Although studies verify that women who consume a lot of alcohol undergo more hot flashes, the scientific explanation remains unclear. The supposition is that alcohol disrupts sex steroid hormone levels. Estrogen levels are abruptly increased through alcohol consumption, but afterwards dramatically drop. This change results in an intense hot flash.
All caffeinated products, including tea and coffee, cause blood vessels to dilate, potentially worsening your hot flash symptoms. They also increases heart rate.
Smoking tobacco will increase your chances of having long, overwhelming hot flashes. Studies found that smokers are 60 - 85% more likely to have hot flashes than non-smokers. If you have tried quitting before but never found sufficient motivation, then this is the perfect time to follow through.
In addition to producing happy endorphins in the body, staying in shape will decrease your risk of hot flashes. Research verifies that an unusually high body mass index is one of the greatest risk factors for hot flashes.
Be ready for sudden hot flash episodes, at home, at work, or while out and about.
In the summer, make sure you have a fan or air conditioning on at a level you need to stay comfortable. In the winter, try to use a handheld fan to avoid your family getting cold.
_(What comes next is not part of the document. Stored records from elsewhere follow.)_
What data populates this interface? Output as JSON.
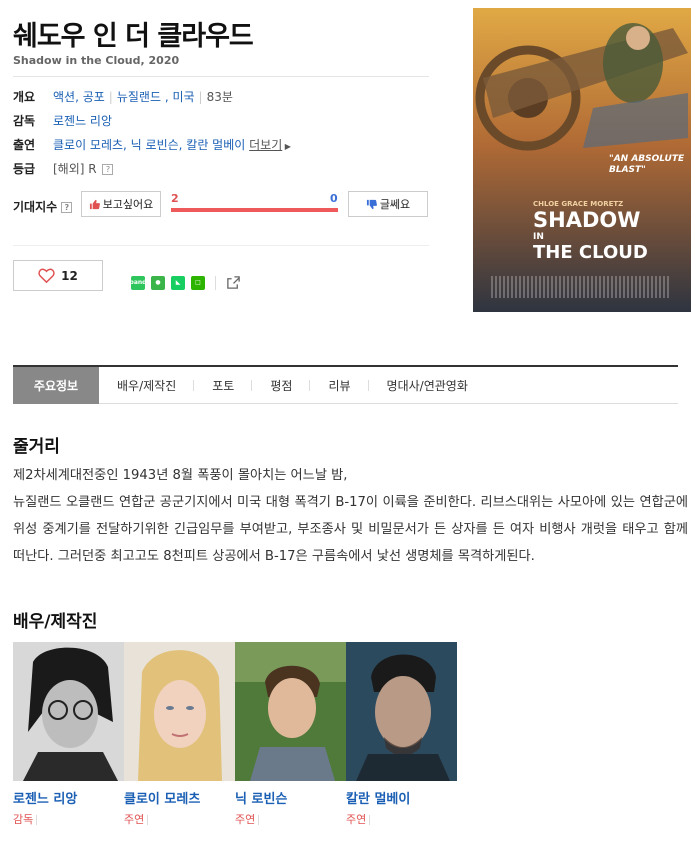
{
  "movie": {
    "title": "쉐도우 인 더 클라우드",
    "subtitle": "Shadow in the Cloud, 2020"
  },
  "info": {
    "overview_label": "개요",
    "genres": "액션, 공포",
    "countries": "뉴질랜드 , 미국",
    "runtime": "83분",
    "director_label": "감독",
    "director": "로젠느 리앙",
    "cast_label": "출연",
    "cast": "클로이 모레츠, 닉 로빈슨, 칼란 멀베이",
    "more_label": "더보기",
    "rating_label": "등급",
    "rating_region": "[해외]",
    "rating": "R",
    "help": "?"
  },
  "expectation": {
    "label": "기대지수",
    "want_label": "보고싶어요",
    "doubt_label": "글쎄요",
    "want_count": "2",
    "doubt_count": "0",
    "want_ratio": 1.0
  },
  "like": {
    "count": "12"
  },
  "share_icons": [
    "band-icon",
    "line-icon",
    "bookmark-icon",
    "green-square-icon",
    "share-icon"
  ],
  "tabs": [
    "주요정보",
    "배우/제작진",
    "포토",
    "평점",
    "리뷰",
    "명대사/연관영화"
  ],
  "synopsis": {
    "heading": "줄거리",
    "line1": "제2차세계대전중인 1943년 8월 폭풍이 몰아치는 어느날 밤,",
    "line2": "뉴질랜드 오클랜드 연합군 공군기지에서 미국 대형 폭격기 B-17이 이륙을 준비한다. 리브스대위는 사모아에 있는 연합군에 위성 중계기를 전달하기위한 긴급임무를 부여받고, 부조종사 및 비밀문서가 든 상자를 든 여자 비행사 개럿을 태우고 함께 떠난다. 그러던중 최고고도 8천피트 상공에서 B-17은 구름속에서 낯선 생명체를 목격하게된다."
  },
  "cast_section": {
    "heading": "배우/제작진",
    "people": [
      {
        "name": "로젠느 리앙",
        "role": "감독"
      },
      {
        "name": "클로이 모레츠",
        "role": "주연"
      },
      {
        "name": "닉 로빈슨",
        "role": "주연"
      },
      {
        "name": "칼란 멀베이",
        "role": "주연"
      }
    ]
  },
  "poster": {
    "quote": "\"AN ABSOLUTE BLAST\"",
    "actor": "CHLOE GRACE MORETZ",
    "title_line1": "SHADOW",
    "title_line2": "IN",
    "title_line3": "THE CLOUD"
  },
  "colors": {
    "link": "#1a5fb4",
    "accent_red": "#ee5a5a",
    "accent_blue": "#3a6fd8",
    "tab_active": "#888888"
  }
}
Always have ice water handy and make sure you are drinking the equivalent of eight glasses a day. This will keep your body hydrated and cool.
This is the ultimate way of quickly bringing down your body temperature. It will be your best friend during a hot flash.
Your hot flashes are not in control of you - you are in control of your hot flashes.
Express your feelings
Your needs are number one when a hot flash arises. Tell your family and friends how you are feeling when a hot flash comes on; that way, they can help you through it.
Regularly practicing deep, slow breathing will help you overcome hot flashes. When an episode comes on, close your eyes, focus, and take fuller breaths.
Fresh air will help refresh you. Sometimes, hot flashes cause a claustrophobic feeling that can be hard to overcome. Going outside will make you feel open and free instead of feeling trapped by heat and sweat.
Take care of yourself and being prepared will help reduce the risk of hot flashes and tame them when they come. These steps will make you feel like you are in control of the episode. Hot flashes are a troublesome and unpleasant symptom, but you can manage them.
- Schilling, C. et al. (2007). Current Alcohol Use, Hormone Levels, and Hot Flashes in Midlife Women. Fertility and sterility, 87(6), 1483-1486. doi: 10.1016/j.fertnstert.2006.11.033
- Sood, R. et al. (2013). Paced Breathing Compared with Usual Breathing for Hot Flashes. Menopause, 20(2), 179-184. doi: 10.1097/gme.0b013e31826934b6
- Whiteman, M.K. et al. (2003). Smoking, Body Mass, and Hot Flashes in Midlife Women. Obstetrics and gynecology, 101(2), 264-272. Retrieved from http://www.ncbi.nlm.nih.gov/pubmed/12576249